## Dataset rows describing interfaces
*****
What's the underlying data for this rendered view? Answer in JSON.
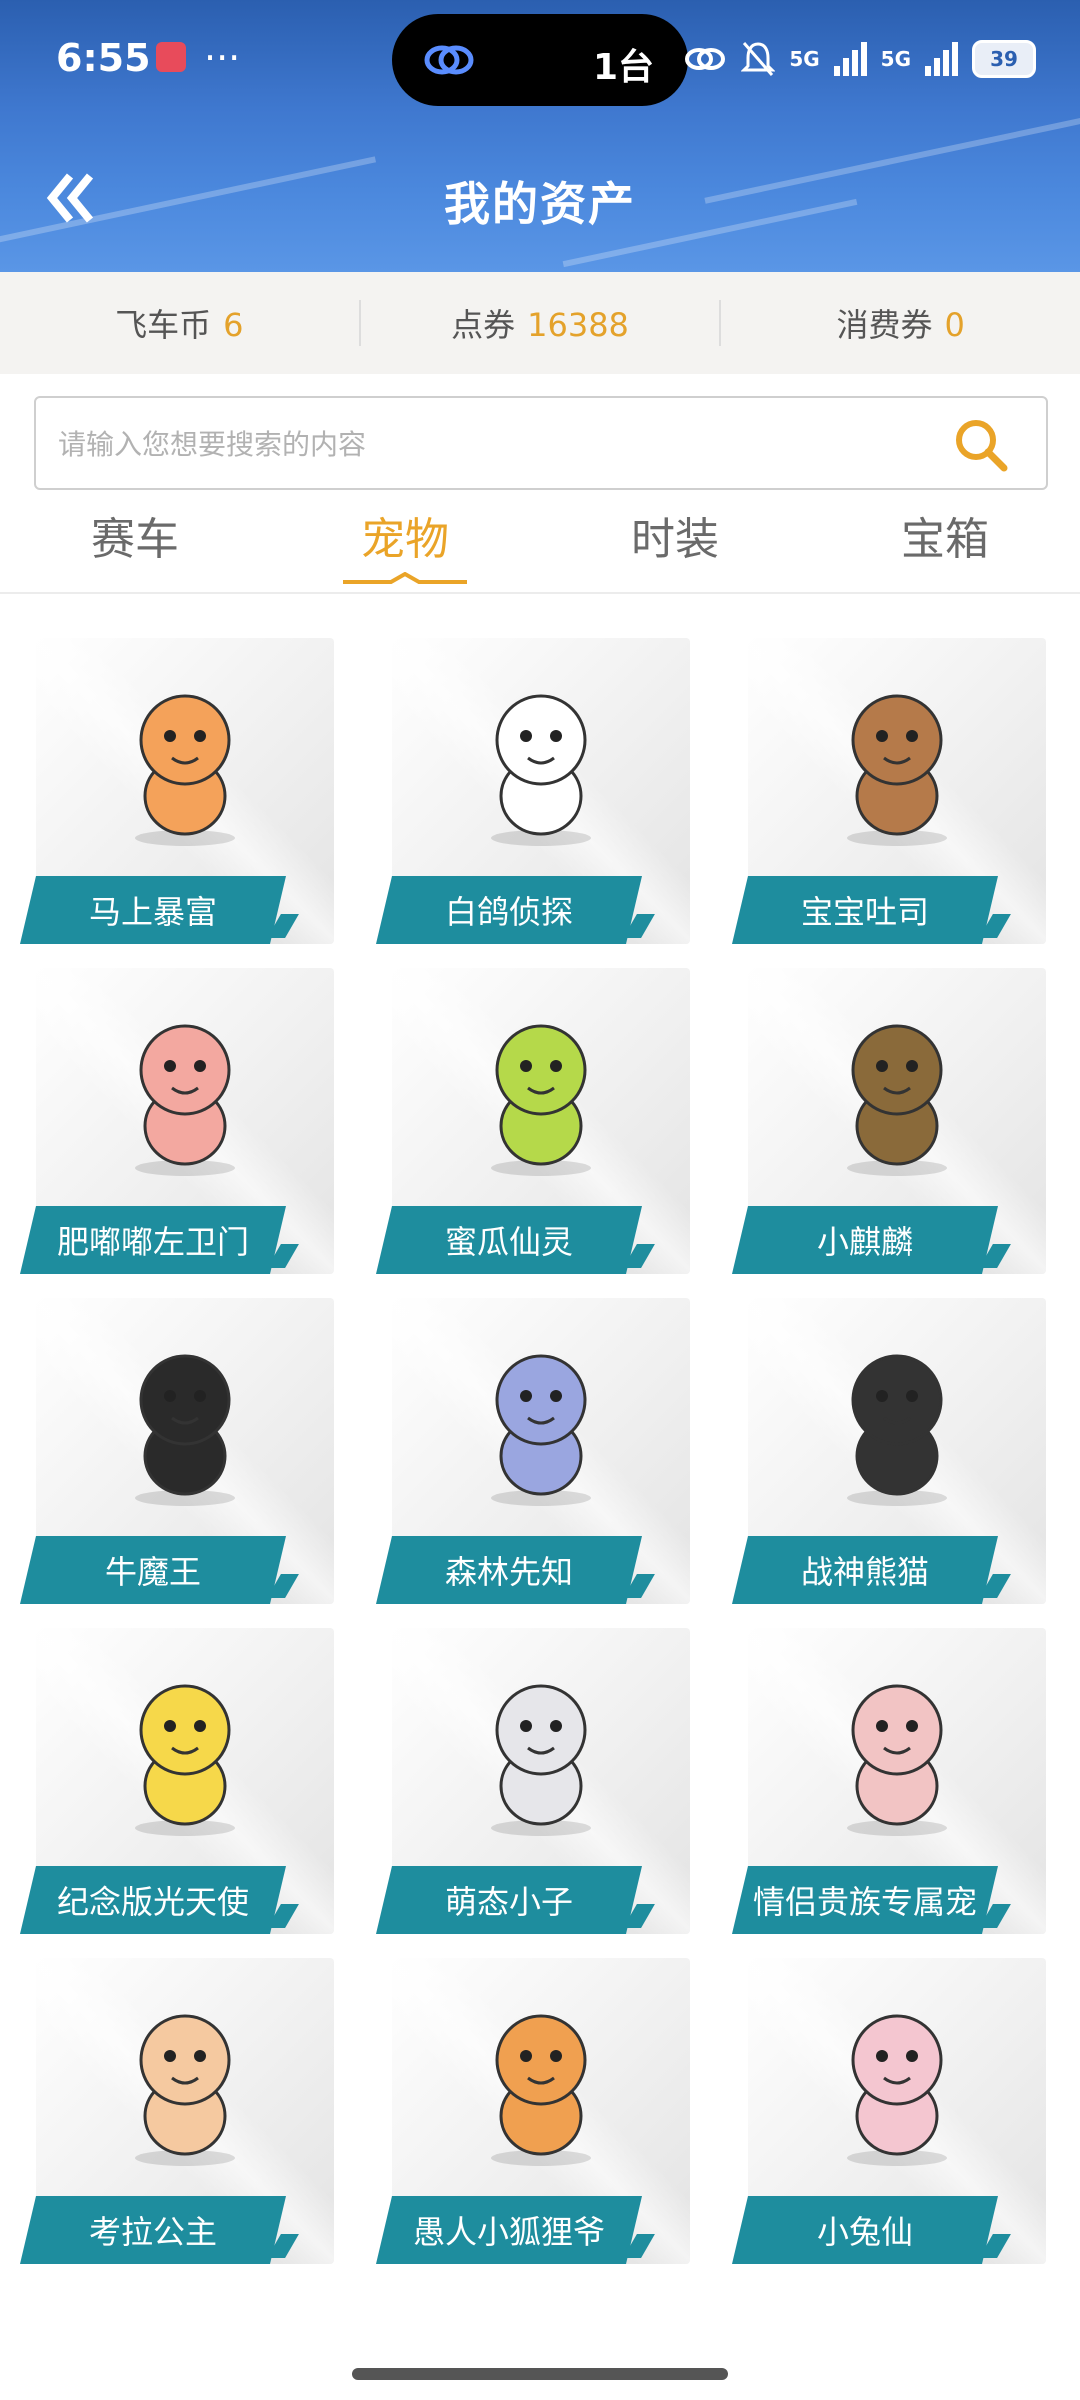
{
  "status_bar": {
    "time": "6:55",
    "more": "···",
    "island_count": "1台",
    "network_1": "5G",
    "network_2": "5G",
    "battery": "39"
  },
  "header": {
    "title": "我的资产"
  },
  "currency": [
    {
      "label": "飞车币",
      "value": "6"
    },
    {
      "label": "点券",
      "value": "16388"
    },
    {
      "label": "消费券",
      "value": "0"
    }
  ],
  "search": {
    "placeholder": "请输入您想要搜索的内容",
    "value": ""
  },
  "tabs": [
    {
      "label": "赛车",
      "active": false
    },
    {
      "label": "宠物",
      "active": true
    },
    {
      "label": "时装",
      "active": false
    },
    {
      "label": "宝箱",
      "active": false
    }
  ],
  "pets": [
    {
      "name": "马上暴富",
      "icon": "pony-icon",
      "color": "#f4a25a"
    },
    {
      "name": "白鸽侦探",
      "icon": "pigeon-detective-icon",
      "color": "#ffffff"
    },
    {
      "name": "宝宝吐司",
      "icon": "toast-icon",
      "color": "#b57a4a"
    },
    {
      "name": "肥嘟嘟左卫门",
      "icon": "pig-icon",
      "color": "#f3a8a0"
    },
    {
      "name": "蜜瓜仙灵",
      "icon": "melon-icon",
      "color": "#b5d94a"
    },
    {
      "name": "小麒麟",
      "icon": "qilin-icon",
      "color": "#8a6a3a"
    },
    {
      "name": "牛魔王",
      "icon": "bull-demon-icon",
      "color": "#2a2a2a"
    },
    {
      "name": "森林先知",
      "icon": "forest-cat-icon",
      "color": "#9aa6e0"
    },
    {
      "name": "战神熊猫",
      "icon": "panda-icon",
      "color": "#333333"
    },
    {
      "name": "纪念版光天使",
      "icon": "angel-icon",
      "color": "#f6d84a"
    },
    {
      "name": "萌态小子",
      "icon": "sleepy-boy-icon",
      "color": "#e6e6ea"
    },
    {
      "name": "情侣贵族专属宠",
      "icon": "girl-icon",
      "color": "#f2c4c4"
    },
    {
      "name": "考拉公主",
      "icon": "koala-icon",
      "color": "#f5c9a0"
    },
    {
      "name": "愚人小狐狸爷",
      "icon": "fox-icon",
      "color": "#f0a050"
    },
    {
      "name": "小兔仙",
      "icon": "rabbit-icon",
      "color": "#f4c6d0"
    }
  ],
  "colors": {
    "accent": "#eaa428",
    "label_bg": "#1e8d9e",
    "header": "#3f78cf"
  }
}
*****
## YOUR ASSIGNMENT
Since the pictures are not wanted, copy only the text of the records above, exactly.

## RESPONSE TO THIS EXERCISE
What's the underlying data for this rendered view? Answer in JSON.
{
  "status_bar": {
    "time": "6:55",
    "more": "···",
    "island_count": "1台",
    "network_1": "5G",
    "network_2": "5G",
    "battery": "39"
  },
  "header": {
    "title": "我的资产"
  },
  "currency": [
    {
      "label": "飞车币",
      "value": "6"
    },
    {
      "label": "点券",
      "value": "16388"
    },
    {
      "label": "消费券",
      "value": "0"
    }
  ],
  "search": {
    "placeholder": "请输入您想要搜索的内容",
    "value": ""
  },
  "tabs": [
    {
      "label": "赛车",
      "active": false
    },
    {
      "label": "宠物",
      "active": true
    },
    {
      "label": "时装",
      "active": false
    },
    {
      "label": "宝箱",
      "active": false
    }
  ],
  "pets": [
    {
      "name": "马上暴富",
      "icon": "pony-icon",
      "color": "#f4a25a"
    },
    {
      "name": "白鸽侦探",
      "icon": "pigeon-detective-icon",
      "color": "#ffffff"
    },
    {
      "name": "宝宝吐司",
      "icon": "toast-icon",
      "color": "#b57a4a"
    },
    {
      "name": "肥嘟嘟左卫门",
      "icon": "pig-icon",
      "color": "#f3a8a0"
    },
    {
      "name": "蜜瓜仙灵",
      "icon": "melon-icon",
      "color": "#b5d94a"
    },
    {
      "name": "小麒麟",
      "icon": "qilin-icon",
      "color": "#8a6a3a"
    },
    {
      "name": "牛魔王",
      "icon": "bull-demon-icon",
      "color": "#2a2a2a"
    },
    {
      "name": "森林先知",
      "icon": "forest-cat-icon",
      "color": "#9aa6e0"
    },
    {
      "name": "战神熊猫",
      "icon": "panda-icon",
      "color": "#333333"
    },
    {
      "name": "纪念版光天使",
      "icon": "angel-icon",
      "color": "#f6d84a"
    },
    {
      "name": "萌态小子",
      "icon": "sleepy-boy-icon",
      "color": "#e6e6ea"
    },
    {
      "name": "情侣贵族专属宠",
      "icon": "girl-icon",
      "color": "#f2c4c4"
    },
    {
      "name": "考拉公主",
      "icon": "koala-icon",
      "color": "#f5c9a0"
    },
    {
      "name": "愚人小狐狸爷",
      "icon": "fox-icon",
      "color": "#f0a050"
    },
    {
      "name": "小兔仙",
      "icon": "rabbit-icon",
      "color": "#f4c6d0"
    }
  ],
  "colors": {
    "accent": "#eaa428",
    "label_bg": "#1e8d9e",
    "header": "#3f78cf"
  }
}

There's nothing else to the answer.